Still, the Muppets bring a good deal of goodwill with them and the movie shines brighter as a result. It’s hard not to giggle at the gags but an exchange between Fozzie and Walter hits a bit too close to an uncomfortable plot truth. “Looks like he’s planning some kind of heist bit,” Fozzie says of Constantine. “I hope not,” replies Walter, “they never work.”
When The Muppet Movie was released in 1979 the Muppet Show Fan Club pointed out the differences between the movie and the puppet’s popular television show.
“If you think it’s a film version of The Muppet Show, you’re in for a surprise.
For one thing, it doesn’t take place in the theatre.
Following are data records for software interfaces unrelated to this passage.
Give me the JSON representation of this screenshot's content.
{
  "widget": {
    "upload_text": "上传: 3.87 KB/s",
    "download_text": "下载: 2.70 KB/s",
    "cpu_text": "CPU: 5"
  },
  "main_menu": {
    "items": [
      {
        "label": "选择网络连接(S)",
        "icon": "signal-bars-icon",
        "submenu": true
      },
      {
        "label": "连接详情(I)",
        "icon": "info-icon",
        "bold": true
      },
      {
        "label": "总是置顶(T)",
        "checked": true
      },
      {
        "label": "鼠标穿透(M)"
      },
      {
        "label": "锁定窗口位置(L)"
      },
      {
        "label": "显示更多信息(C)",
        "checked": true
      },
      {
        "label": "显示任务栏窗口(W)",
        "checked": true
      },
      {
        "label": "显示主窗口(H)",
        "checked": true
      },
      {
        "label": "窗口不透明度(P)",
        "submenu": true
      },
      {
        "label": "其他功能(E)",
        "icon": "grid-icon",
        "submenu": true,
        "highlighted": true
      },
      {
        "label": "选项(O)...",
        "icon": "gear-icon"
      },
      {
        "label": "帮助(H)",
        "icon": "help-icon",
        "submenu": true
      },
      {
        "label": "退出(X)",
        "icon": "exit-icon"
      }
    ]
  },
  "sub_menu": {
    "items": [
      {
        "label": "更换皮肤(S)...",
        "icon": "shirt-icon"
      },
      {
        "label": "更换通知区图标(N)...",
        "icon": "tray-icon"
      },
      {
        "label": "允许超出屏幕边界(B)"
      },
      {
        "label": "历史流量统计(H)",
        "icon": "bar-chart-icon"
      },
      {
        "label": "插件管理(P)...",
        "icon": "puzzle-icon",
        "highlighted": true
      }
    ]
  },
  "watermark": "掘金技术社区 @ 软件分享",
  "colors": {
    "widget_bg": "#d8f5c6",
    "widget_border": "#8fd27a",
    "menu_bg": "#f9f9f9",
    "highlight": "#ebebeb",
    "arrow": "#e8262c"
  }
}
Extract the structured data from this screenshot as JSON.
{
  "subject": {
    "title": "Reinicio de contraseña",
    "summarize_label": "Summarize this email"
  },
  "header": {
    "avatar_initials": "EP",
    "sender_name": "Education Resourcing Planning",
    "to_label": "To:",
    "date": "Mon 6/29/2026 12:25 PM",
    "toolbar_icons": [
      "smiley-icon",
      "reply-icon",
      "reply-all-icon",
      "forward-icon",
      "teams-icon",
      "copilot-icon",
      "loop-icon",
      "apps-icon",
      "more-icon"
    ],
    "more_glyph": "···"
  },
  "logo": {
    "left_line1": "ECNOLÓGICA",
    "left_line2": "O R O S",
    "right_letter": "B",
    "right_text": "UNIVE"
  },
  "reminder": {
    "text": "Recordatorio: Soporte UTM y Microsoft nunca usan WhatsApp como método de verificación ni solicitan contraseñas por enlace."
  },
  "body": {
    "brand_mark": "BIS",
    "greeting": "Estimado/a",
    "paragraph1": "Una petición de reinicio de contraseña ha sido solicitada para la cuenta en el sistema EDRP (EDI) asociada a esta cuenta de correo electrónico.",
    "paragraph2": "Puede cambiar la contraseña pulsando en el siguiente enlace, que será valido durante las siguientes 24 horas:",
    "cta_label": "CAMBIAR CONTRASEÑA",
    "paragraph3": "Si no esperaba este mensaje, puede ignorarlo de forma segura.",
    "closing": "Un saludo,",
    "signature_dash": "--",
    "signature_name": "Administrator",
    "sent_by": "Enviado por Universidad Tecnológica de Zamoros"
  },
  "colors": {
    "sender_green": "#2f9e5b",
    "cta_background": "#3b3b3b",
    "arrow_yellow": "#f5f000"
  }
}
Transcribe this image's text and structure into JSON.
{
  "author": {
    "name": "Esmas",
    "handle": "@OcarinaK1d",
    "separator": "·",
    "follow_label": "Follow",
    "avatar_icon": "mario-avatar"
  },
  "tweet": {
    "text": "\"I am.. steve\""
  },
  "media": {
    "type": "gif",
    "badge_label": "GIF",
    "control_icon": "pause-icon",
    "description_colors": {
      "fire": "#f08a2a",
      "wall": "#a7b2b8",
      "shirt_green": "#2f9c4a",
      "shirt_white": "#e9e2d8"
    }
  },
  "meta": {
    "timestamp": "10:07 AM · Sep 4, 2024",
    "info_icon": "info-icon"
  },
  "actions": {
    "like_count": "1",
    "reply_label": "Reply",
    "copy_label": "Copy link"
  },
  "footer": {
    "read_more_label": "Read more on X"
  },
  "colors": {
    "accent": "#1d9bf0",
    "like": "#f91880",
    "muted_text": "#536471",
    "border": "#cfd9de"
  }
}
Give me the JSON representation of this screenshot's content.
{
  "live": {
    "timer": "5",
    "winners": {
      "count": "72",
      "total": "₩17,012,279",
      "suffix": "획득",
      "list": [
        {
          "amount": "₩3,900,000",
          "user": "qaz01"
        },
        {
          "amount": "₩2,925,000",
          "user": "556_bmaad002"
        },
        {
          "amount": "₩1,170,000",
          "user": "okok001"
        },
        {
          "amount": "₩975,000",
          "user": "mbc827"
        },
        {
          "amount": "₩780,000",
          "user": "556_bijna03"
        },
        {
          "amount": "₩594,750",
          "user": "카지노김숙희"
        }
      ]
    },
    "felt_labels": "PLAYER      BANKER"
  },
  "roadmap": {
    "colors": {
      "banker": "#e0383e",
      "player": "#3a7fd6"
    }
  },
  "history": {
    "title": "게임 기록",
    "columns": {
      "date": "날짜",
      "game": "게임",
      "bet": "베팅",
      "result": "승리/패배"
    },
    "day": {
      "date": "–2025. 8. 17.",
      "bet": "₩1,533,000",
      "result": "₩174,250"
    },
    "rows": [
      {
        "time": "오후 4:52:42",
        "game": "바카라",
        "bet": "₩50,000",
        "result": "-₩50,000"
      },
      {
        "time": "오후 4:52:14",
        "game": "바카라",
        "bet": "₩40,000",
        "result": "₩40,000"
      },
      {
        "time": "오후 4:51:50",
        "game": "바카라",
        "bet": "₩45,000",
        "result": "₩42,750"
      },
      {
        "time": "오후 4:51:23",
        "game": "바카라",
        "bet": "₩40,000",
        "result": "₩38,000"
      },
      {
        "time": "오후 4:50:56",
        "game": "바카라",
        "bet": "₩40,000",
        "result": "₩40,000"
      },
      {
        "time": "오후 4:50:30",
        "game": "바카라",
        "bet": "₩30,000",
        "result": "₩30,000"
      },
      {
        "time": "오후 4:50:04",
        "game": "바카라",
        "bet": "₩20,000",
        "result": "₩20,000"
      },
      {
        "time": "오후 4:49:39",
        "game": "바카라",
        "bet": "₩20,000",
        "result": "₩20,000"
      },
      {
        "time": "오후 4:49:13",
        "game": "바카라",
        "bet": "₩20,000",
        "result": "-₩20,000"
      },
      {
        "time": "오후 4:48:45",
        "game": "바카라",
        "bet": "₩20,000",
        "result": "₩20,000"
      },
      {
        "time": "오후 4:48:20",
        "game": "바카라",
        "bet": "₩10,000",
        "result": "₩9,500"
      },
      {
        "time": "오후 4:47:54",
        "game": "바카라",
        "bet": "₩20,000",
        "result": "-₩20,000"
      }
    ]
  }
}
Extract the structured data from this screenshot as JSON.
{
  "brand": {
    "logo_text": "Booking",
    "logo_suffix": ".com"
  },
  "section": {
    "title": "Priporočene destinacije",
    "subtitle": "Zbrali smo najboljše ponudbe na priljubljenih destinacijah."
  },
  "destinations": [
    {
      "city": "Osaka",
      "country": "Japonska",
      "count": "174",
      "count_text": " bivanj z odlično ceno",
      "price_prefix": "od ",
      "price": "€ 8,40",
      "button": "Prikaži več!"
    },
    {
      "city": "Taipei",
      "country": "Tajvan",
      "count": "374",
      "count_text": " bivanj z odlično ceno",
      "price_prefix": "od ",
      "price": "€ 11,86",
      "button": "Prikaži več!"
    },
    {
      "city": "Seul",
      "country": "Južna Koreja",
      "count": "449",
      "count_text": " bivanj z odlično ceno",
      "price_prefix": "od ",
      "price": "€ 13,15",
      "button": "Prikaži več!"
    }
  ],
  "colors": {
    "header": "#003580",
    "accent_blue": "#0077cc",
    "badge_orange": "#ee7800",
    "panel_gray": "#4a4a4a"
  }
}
The Muppet Movie is set in the real world — it’s like waiting in line at a gas station and looking up to find Fozzie and Kermit driving the next car over.”
In the subsequent seven theatrical Muppet movies that magic has been maintained, but the methods have changed over the years. In 2011’s The Muppet Movie all the puppets were real, but the way they were filmed changed. To give the puppets a full range of movement the puppeteers — or Muppeteers as they prefer to be called — were often in full view of the camera and digitally removed in post production.
“We removed the puppeteers later,” said visual effects artist Max Ivins, “so it gave the puppeteers a lot more freedom in that they didn’t have to hide from the camera to do everything.” It’s a technique used in Muppets Most Wanted, which sees the furry and felt puppets get into trouble on a world tour when it turns out that Kermit’s doppelgänger is the world’s number one criminal. Co-starring with the Muppets is Ricky Gervais, Ty Burrell and Tina Fey. In the years before computer generated imagery, however, Muppeteers hidden from view manipulated all the puppets. And it wasn’t always so comfortable.
Everyone remembers Kermit sitting on a log, playing his banjo, in the middle of a swamp in The Muppet Movie, but did you know that Jim Henson, Kermit’s creator and operator until 1990, was under water for the five days it took to shoot the scene?
According to the Muppet Fan Club he was wedged into a metal tube “under the water, under the log, under the Frog” while hooked up with an air hose, a monitor and a rubber sleeve which allowed him to manipulate the puppet.
Frank Oz was also submerged for Miss Piggy’s water ballet scene in The Great Muppet Caper. “I was under the water for a week,” he says. “I had three days of scuba training and then down I went.” Finally, almost every Muppet movie features Kermit riding a bicycle. How did they do it in the early days? Director James Frawley jokes, “I put him on a three-wheeler until he got his balance, and then I put him on the two-wheeler.”
In fact, the effect was achieved by intercutting long shots using a Kermit marionette and close-ups with a hand puppet operated by Henson who rode along with the bike on a low-rolling dolly.